WHAT IS BEING ASKED ::
From the entries below, copy out all lines holding "title".

EXCERPTED RECORDS ::
»»

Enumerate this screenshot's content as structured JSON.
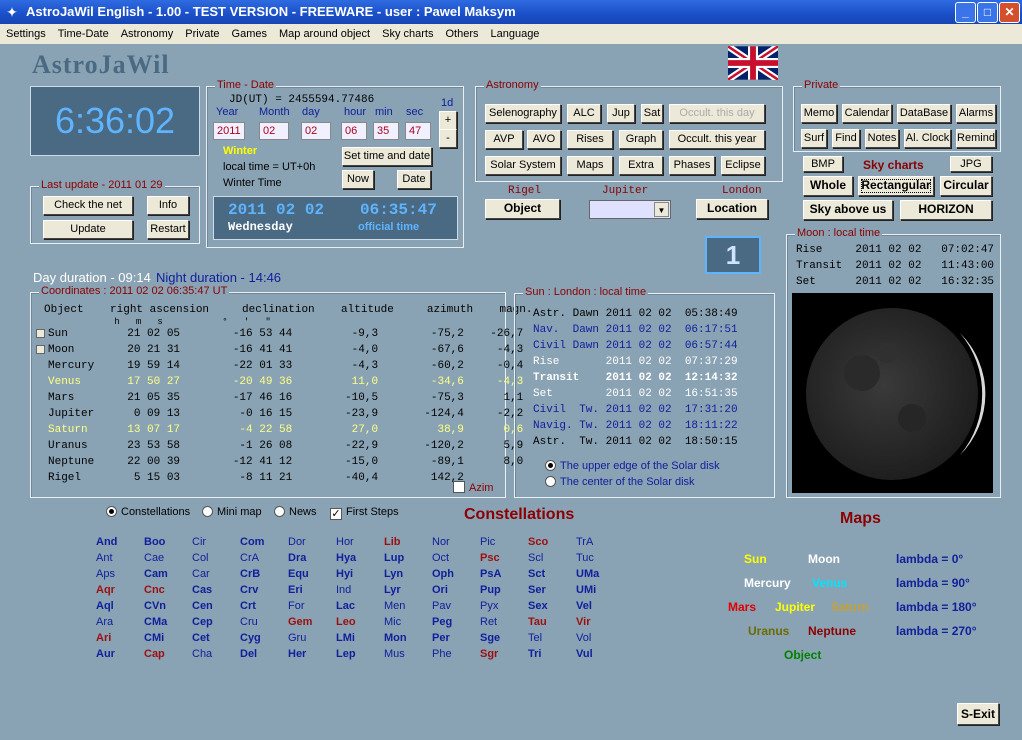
{
  "window": {
    "title": "AstroJaWil English -   1.00 - TEST VERSION - FREEWARE - user :  Pawel Maksym"
  },
  "menu": [
    "Settings",
    "Time-Date",
    "Astronomy",
    "Private",
    "Games",
    "Map around object",
    "Sky charts",
    "Others",
    "Language"
  ],
  "logo": "AstroJaWil",
  "clock": "6:36:02",
  "time_date": {
    "legend": "Time - Date",
    "jd": "JD(UT) = 2455594.77486",
    "labels": [
      "Year",
      "Month",
      "day",
      "hour",
      "min",
      "sec"
    ],
    "values": [
      "2011",
      "02",
      "02",
      "06",
      "35",
      "47"
    ],
    "step_label": "1d",
    "plus": "+",
    "minus": "-",
    "season": "Winter",
    "local_time": "local time = UT+0h",
    "winter_time": "Winter Time",
    "set_btn": "Set time and date",
    "now_btn": "Now",
    "date_btn": "Date",
    "display_date": "2011 02 02",
    "display_time": "06:35:47",
    "display_day": "Wednesday",
    "display_note": "official time"
  },
  "last_update": {
    "legend": "Last update - 2011 01 29",
    "check": "Check the net",
    "info": "Info",
    "update": "Update",
    "restart": "Restart"
  },
  "astronomy": {
    "legend": "Astronomy",
    "row1": [
      "Selenography",
      "ALC",
      "Jup",
      "Sat",
      "Occult. this day"
    ],
    "row2": [
      "AVP",
      "AVO",
      "Rises",
      "Graph",
      "Occult. this year"
    ],
    "row3": [
      "Solar System",
      "Maps",
      "Extra",
      "Phases",
      "Eclipse"
    ]
  },
  "object_sel": {
    "rigel": "Rigel",
    "jupiter": "Jupiter",
    "london": "London",
    "object_btn": "Object",
    "location_btn": "Location"
  },
  "private": {
    "legend": "Private",
    "row1": [
      "Memo",
      "Calendar",
      "DataBase",
      "Alarms"
    ],
    "row2": [
      "Surf",
      "Find",
      "Notes",
      "Al. Clock",
      "Remind"
    ]
  },
  "sky": {
    "bmp": "BMP",
    "label": "Sky charts",
    "jpg": "JPG",
    "whole": "Whole",
    "rect": "Rectangular",
    "circ": "Circular",
    "above": "Sky above us",
    "horizon": "HORIZON"
  },
  "badge": "1",
  "duration": {
    "day": "Day duration - 09:14",
    "night": "Night duration - 14:46"
  },
  "coords": {
    "legend": "Coordinates : 2011 02 02  06:35:47 UT",
    "header": "Object    right ascension     declination    altitude     azimuth    magn.",
    "units": "             h   m   s           °   '   \"",
    "rows": [
      {
        "t": "Sun         21 02 05        -16 53 44         -9,3        -75,2    -26,7",
        "c": "#000"
      },
      {
        "t": "Moon        20 21 31        -16 41 41         -4,0        -67,6     -4,3",
        "c": "#000"
      },
      {
        "t": "Mercury     19 59 14        -22 01 33         -4,3        -60,2     -0,4",
        "c": "#000"
      },
      {
        "t": "Venus       17 50 27        -20 49 36         11,0        -34,6     -4,3",
        "c": "#ffff80"
      },
      {
        "t": "Mars        21 05 35        -17 46 16        -10,5        -75,3      1,1",
        "c": "#000"
      },
      {
        "t": "Jupiter      0 09 13         -0 16 15        -23,9       -124,4     -2,2",
        "c": "#000"
      },
      {
        "t": "Saturn      13 07 17         -4 22 58         27,0         38,9      0,6",
        "c": "#ffff80"
      },
      {
        "t": "Uranus      23 53 58         -1 26 08        -22,9       -120,2      5,9",
        "c": "#000"
      },
      {
        "t": "Neptune     22 00 39        -12 41 12        -15,0        -89,1      8,0",
        "c": "#000"
      },
      {
        "t": "Rigel        5 15 03         -8 11 21        -40,4        142,2",
        "c": "#000"
      }
    ],
    "azim": "Azim"
  },
  "sun": {
    "legend": "Sun : London : local time",
    "rows": [
      {
        "t": "Astr. Dawn 2011 02 02  05:38:49",
        "c": "#000",
        "w": "normal"
      },
      {
        "t": "Nav.  Dawn 2011 02 02  06:17:51",
        "c": "#10209a",
        "w": "normal"
      },
      {
        "t": "Civil Dawn 2011 02 02  06:57:44",
        "c": "#10209a",
        "w": "normal"
      },
      {
        "t": "Rise       2011 02 02  07:37:29",
        "c": "#fff",
        "w": "normal"
      },
      {
        "t": "Transit    2011 02 02  12:14:32",
        "c": "#fff",
        "w": "bold"
      },
      {
        "t": "Set        2011 02 02  16:51:35",
        "c": "#fff",
        "w": "normal"
      },
      {
        "t": "Civil  Tw. 2011 02 02  17:31:20",
        "c": "#10209a",
        "w": "normal"
      },
      {
        "t": "Navig. Tw. 2011 02 02  18:11:22",
        "c": "#10209a",
        "w": "normal"
      },
      {
        "t": "Astr.  Tw. 2011 02 02  18:50:15",
        "c": "#000",
        "w": "normal"
      }
    ],
    "opt1": "The upper edge of the Solar disk",
    "opt2": "The center of the Solar disk"
  },
  "moon": {
    "legend": "Moon : local time",
    "rows": [
      "Rise     2011 02 02   07:02:47",
      "Transit  2011 02 02   11:43:00",
      "Set      2011 02 02   16:32:35"
    ]
  },
  "options": {
    "constellations": "Constellations",
    "minimap": "Mini map",
    "news": "News",
    "first": "First Steps"
  },
  "constellations": {
    "title": "Constellations",
    "cols": [
      [
        "And",
        "Ant",
        "Aps",
        "Aqr",
        "Aql",
        "Ara",
        "Ari",
        "Aur"
      ],
      [
        "Boo",
        "Cae",
        "Cam",
        "Cnc",
        "CVn",
        "CMa",
        "CMi",
        "Cap"
      ],
      [
        "Cir",
        "Col",
        "Car",
        "Cas",
        "Cen",
        "Cep",
        "Cet",
        "Cha"
      ],
      [
        "Com",
        "CrA",
        "CrB",
        "Crv",
        "Crt",
        "Cru",
        "Cyg",
        "Del"
      ],
      [
        "Dor",
        "Dra",
        "Equ",
        "Eri",
        "For",
        "Gem",
        "Gru",
        "Her"
      ],
      [
        "Hor",
        "Hya",
        "Hyi",
        "Ind",
        "Lac",
        "Leo",
        "LMi",
        "Lep"
      ],
      [
        "Lib",
        "Lup",
        "Lyn",
        "Lyr",
        "Men",
        "Mic",
        "Mon",
        "Mus"
      ],
      [
        "Nor",
        "Oct",
        "Oph",
        "Ori",
        "Pav",
        "Peg",
        "Per",
        "Phe"
      ],
      [
        "Pic",
        "Psc",
        "PsA",
        "Pup",
        "Pyx",
        "Ret",
        "Sge",
        "Sgr"
      ],
      [
        "Sco",
        "Scl",
        "Sct",
        "Ser",
        "Sex",
        "Tau",
        "Tel",
        "Tri"
      ],
      [
        "TrA",
        "Tuc",
        "UMa",
        "UMi",
        "Vel",
        "Vir",
        "Vol",
        "Vul"
      ]
    ],
    "styles": [
      [
        "b",
        "n",
        "n",
        "r",
        "b",
        "n",
        "r",
        "b"
      ],
      [
        "b",
        "n",
        "b",
        "r",
        "b",
        "b",
        "b",
        "r"
      ],
      [
        "n",
        "n",
        "n",
        "b",
        "b",
        "b",
        "b",
        "n"
      ],
      [
        "b",
        "n",
        "b",
        "b",
        "b",
        "n",
        "b",
        "b"
      ],
      [
        "n",
        "b",
        "b",
        "b",
        "n",
        "r",
        "n",
        "b"
      ],
      [
        "n",
        "b",
        "b",
        "n",
        "b",
        "r",
        "b",
        "b"
      ],
      [
        "r",
        "b",
        "b",
        "b",
        "n",
        "n",
        "b",
        "n"
      ],
      [
        "n",
        "n",
        "b",
        "b",
        "n",
        "b",
        "b",
        "n"
      ],
      [
        "n",
        "r",
        "b",
        "b",
        "n",
        "n",
        "b",
        "r"
      ],
      [
        "r",
        "n",
        "b",
        "b",
        "b",
        "r",
        "n",
        "b"
      ],
      [
        "n",
        "n",
        "b",
        "b",
        "b",
        "r",
        "n",
        "b"
      ]
    ]
  },
  "maps": {
    "title": "Maps",
    "items": [
      {
        "t": "Sun",
        "c": "#ffff00"
      },
      {
        "t": "Moon",
        "c": "#ffffff"
      },
      {
        "t": "lambda =   0°",
        "c": "#10209a"
      },
      {
        "t": "Mercury",
        "c": "#ffffff"
      },
      {
        "t": "Venus",
        "c": "#00e5ff"
      },
      {
        "t": "lambda =  90°",
        "c": "#10209a"
      },
      {
        "t": "Mars",
        "c": "#e00000"
      },
      {
        "t": "Jupiter",
        "c": "#ffff00"
      },
      {
        "t": "Saturn",
        "c": "#c8a030"
      },
      {
        "t": "lambda = 180°",
        "c": "#10209a"
      },
      {
        "t": "Uranus",
        "c": "#6b6b00"
      },
      {
        "t": "Neptune",
        "c": "#8b0000"
      },
      {
        "t": "lambda = 270°",
        "c": "#10209a"
      },
      {
        "t": "Object",
        "c": "#008000"
      }
    ]
  },
  "exit": "S-Exit"
}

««

THE COMPLETED TASK ::
    "title": "AstroJaWil English -   1.00 - TEST VERSION - FREEWARE - user :  Pawel Maksym"
    "title": "Constellations",
    "title": "Maps",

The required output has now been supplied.